Better Late Than Never

The most significant feature of the President’s conversation with his compatriots last Sunday was the directive on the mandatory use of the face mask.

For a long time, since the commencement of the now fortnight conversations on the state of COVID-19 in the country by him, we have longed for this measure. Now, it has come to pass ‒ and all we can do is recall the dictum ‘better late than never’.

Equally exhilarating is the order to law enforcement officers to ensure that all persons use the face mask when they are outside their houses. There could not have been a better directive considering the efficacy of the shield in checking the transmission of the infection.

Had we applied this rule from the beginning and enforcing same with the necessary vigour and commitment, the gains would have been phenomenal.

For success in this direction it is important for citizens to understand adequately why they are being forced to use the masks. It is when they understand its importance, policing them in that regard would not even be necessary. The contrary is a situation where people not understanding the importance of the shield would put it on just because they want to avoid the inconvenience of being arrested.

Many persons in town clearly hang the shield away from their nostrils and mouths, making nonsense of the objective of it.

People must be compelled to use the masks properly, failure to so which should attract sanctions. Many Ghanaians are not taking the protocols seriously enough, especially the face masks.

With the experience in the failure of forcing motorcyclists to use helmets, we are hesitant in asserting that there would not be challenges in enforcing the face mask protocol.

There are others who unfortunately must be told to wash their masks daily and not to them repeatedly without washing them.

Many drivers of commercial commuters or ‘trotro’ need lessons on being neat and to understand the importance of being neat about their masks.

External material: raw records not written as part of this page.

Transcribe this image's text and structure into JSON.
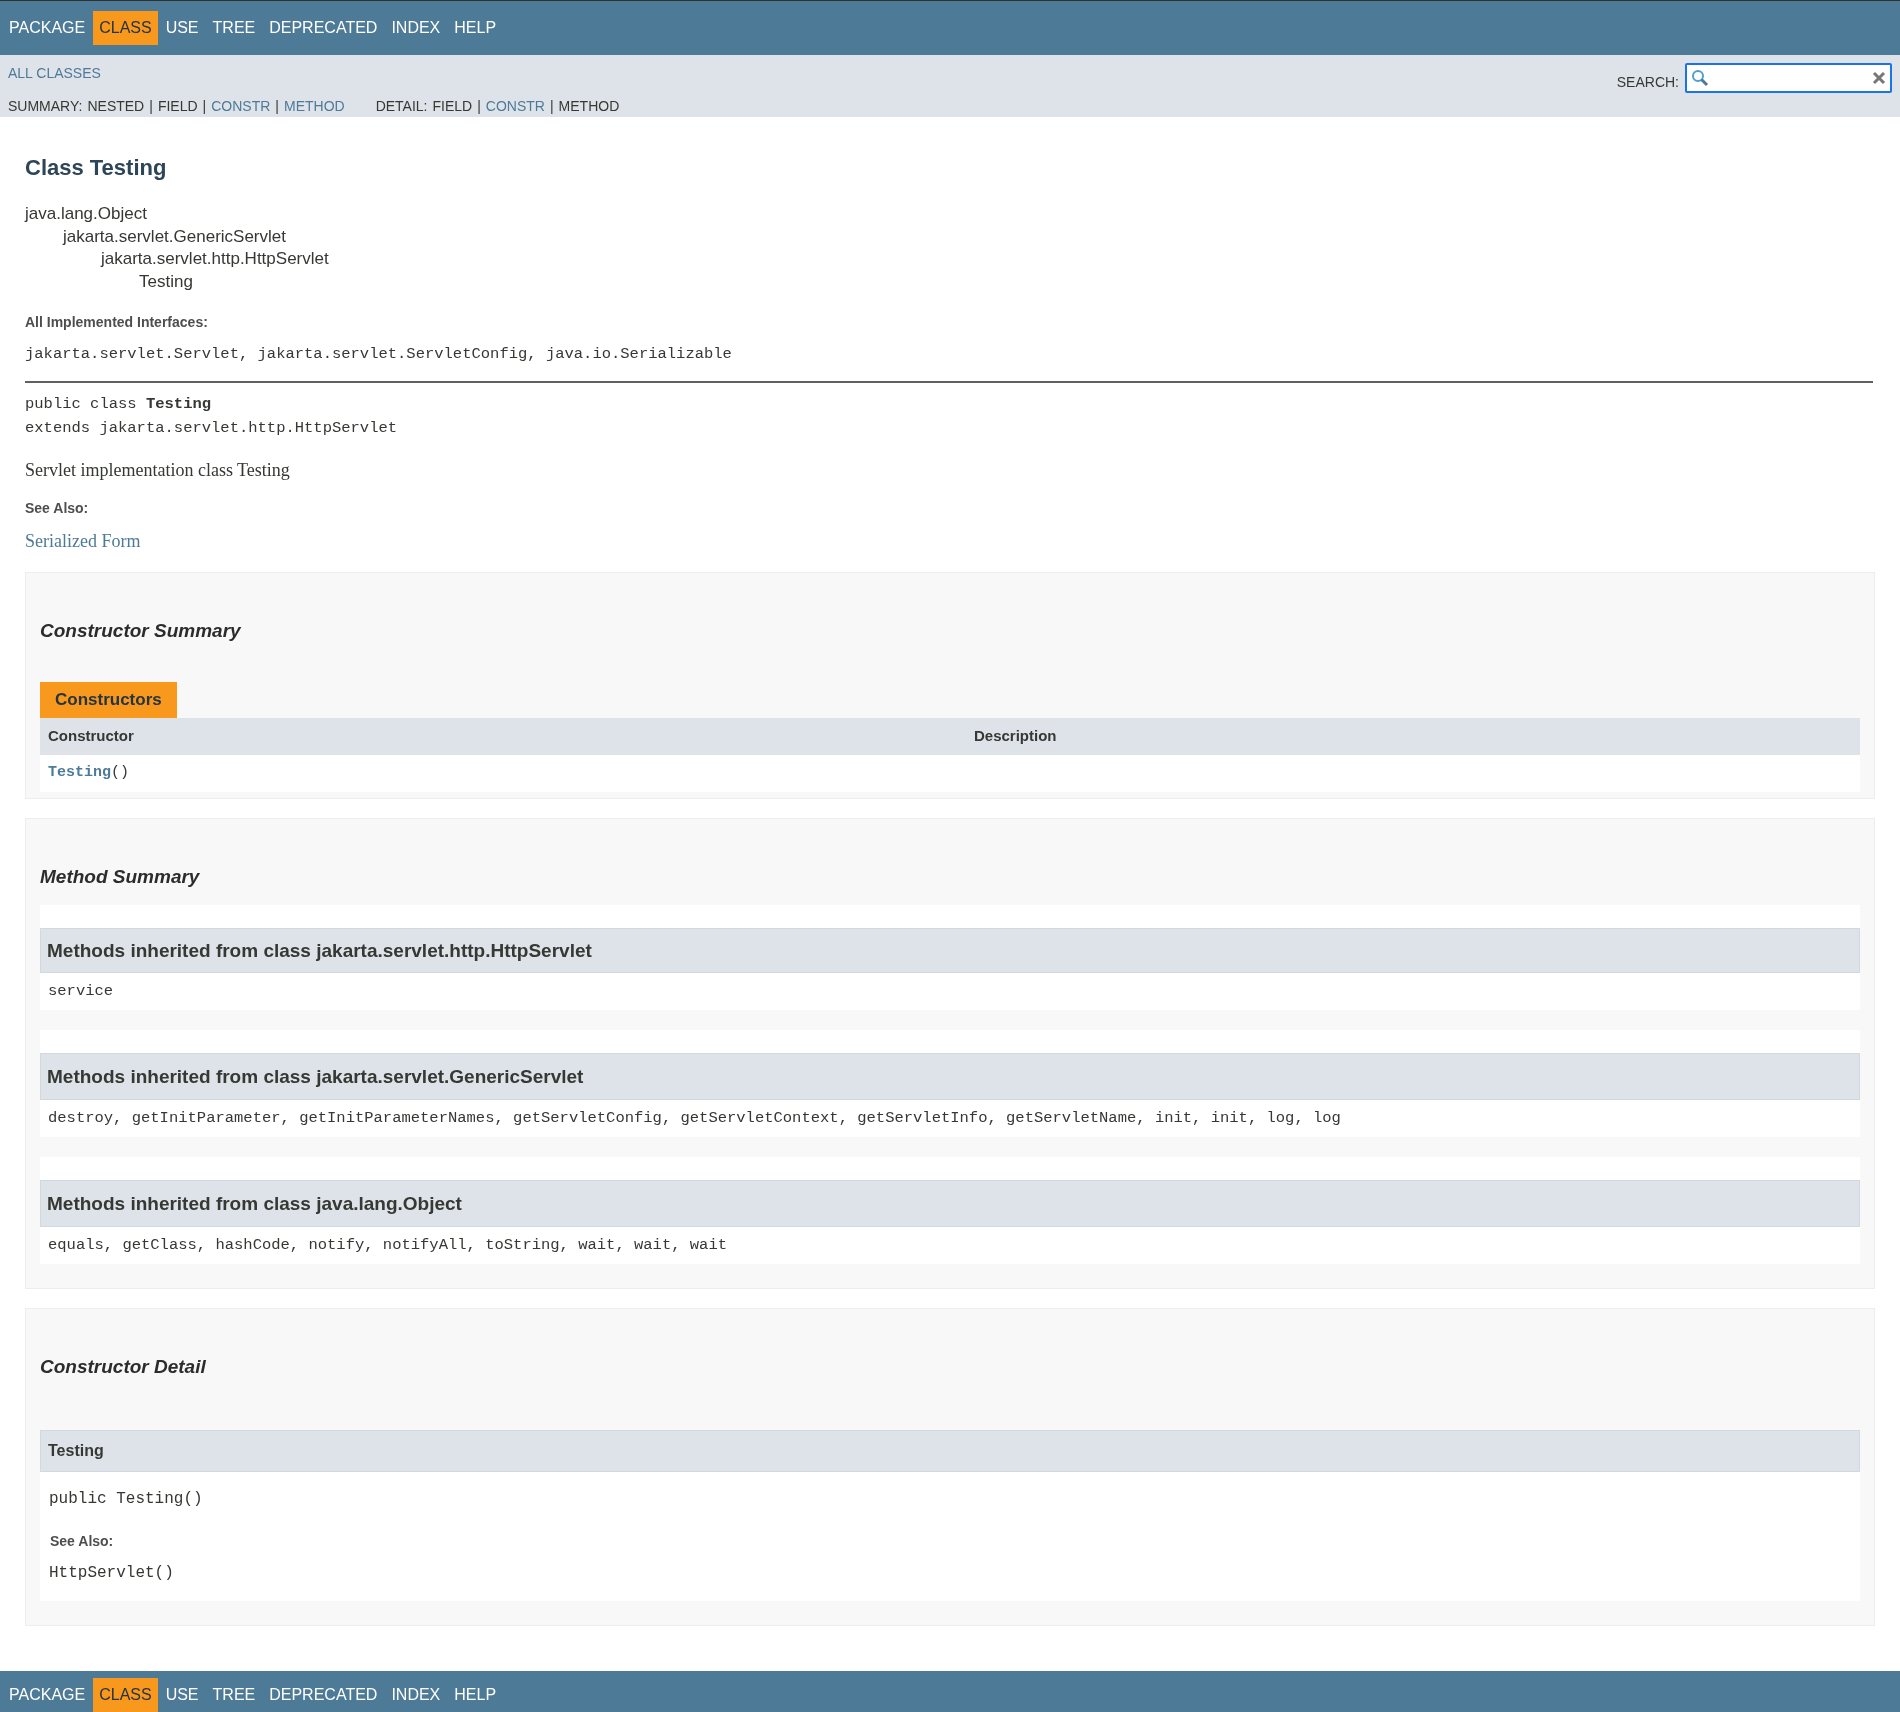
{
  "top_nav": [
    {
      "label": "PACKAGE",
      "selected": false
    },
    {
      "label": "CLASS",
      "selected": true
    },
    {
      "label": "USE",
      "selected": false
    },
    {
      "label": "TREE",
      "selected": false
    },
    {
      "label": "DEPRECATED",
      "selected": false
    },
    {
      "label": "INDEX",
      "selected": false
    },
    {
      "label": "HELP",
      "selected": false
    }
  ],
  "sub_nav": {
    "all_classes": "ALL CLASSES",
    "search_label": "SEARCH:",
    "summary": {
      "label": "SUMMARY:",
      "items": [
        {
          "label": "NESTED",
          "link": false
        },
        {
          "label": "FIELD",
          "link": false
        },
        {
          "label": "CONSTR",
          "link": true
        },
        {
          "label": "METHOD",
          "link": true
        }
      ]
    },
    "detail": {
      "label": "DETAIL:",
      "items": [
        {
          "label": "FIELD",
          "link": false
        },
        {
          "label": "CONSTR",
          "link": true
        },
        {
          "label": "METHOD",
          "link": false
        }
      ]
    },
    "separator": "|"
  },
  "header": {
    "title": "Class Testing",
    "inheritance": [
      {
        "name": "java.lang.Object",
        "children": [
          {
            "name": "jakarta.servlet.GenericServlet",
            "children": [
              {
                "name": "jakarta.servlet.http.HttpServlet",
                "children": [
                  {
                    "name": "Testing"
                  }
                ]
              }
            ]
          }
        ]
      }
    ]
  },
  "description": {
    "interfaces_label": "All Implemented Interfaces:",
    "interfaces": "jakarta.servlet.Servlet, jakarta.servlet.ServletConfig, java.io.Serializable",
    "signature": [
      "public class **Testing**",
      "extends jakarta.servlet.http.HttpServlet"
    ],
    "text": "Servlet implementation class Testing",
    "see_also_label": "See Also:",
    "see_also_link": "Serialized Form"
  },
  "constructor_summary": {
    "heading": "Constructor Summary",
    "caption": "Constructors",
    "columns": [
      "Constructor",
      "Description"
    ],
    "rows": [
      {
        "name": "Testing",
        "params": "()"
      }
    ]
  },
  "method_summary": {
    "heading": "Method Summary",
    "inherited": [
      {
        "title": "Methods inherited from class jakarta.servlet.http.HttpServlet",
        "methods": "service"
      },
      {
        "title": "Methods inherited from class jakarta.servlet.GenericServlet",
        "methods": "destroy, getInitParameter, getInitParameterNames, getServletConfig, getServletContext, getServletInfo, getServletName, init, init, log, log"
      },
      {
        "title": "Methods inherited from class java.lang.Object",
        "methods": "equals, getClass, hashCode, notify, notifyAll, toString, wait, wait, wait"
      }
    ]
  },
  "constructor_detail": {
    "heading": "Constructor Detail",
    "items": [
      {
        "name": "Testing",
        "signature": "public Testing()",
        "see_also_label": "See Also:",
        "see_also": "HttpServlet()"
      }
    ]
  },
  "bottom_nav": [
    {
      "label": "PACKAGE",
      "selected": false
    },
    {
      "label": "CLASS",
      "selected": true
    },
    {
      "label": "USE",
      "selected": false
    },
    {
      "label": "TREE",
      "selected": false
    },
    {
      "label": "DEPRECATED",
      "selected": false
    },
    {
      "label": "INDEX",
      "selected": false
    },
    {
      "label": "HELP",
      "selected": false
    }
  ]
}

With a dearth of cops to enforce the directives on the protocols, the necessary enforcement would certainly not be a walk on the park. Perhaps the Motor Traffic & Transport Department (MTTD) cops should be tasked to do more.

Checkpoints on selected roads with a high frequency of commercial commuters should also be considered if we want to make headway in policing the use of face masks and the adherence to the other protocols.

Social activities in the past few weeks have witnessed major breaches, and unless something is done about the irresponsibility being exhibited, the healthy new normal would suffocate.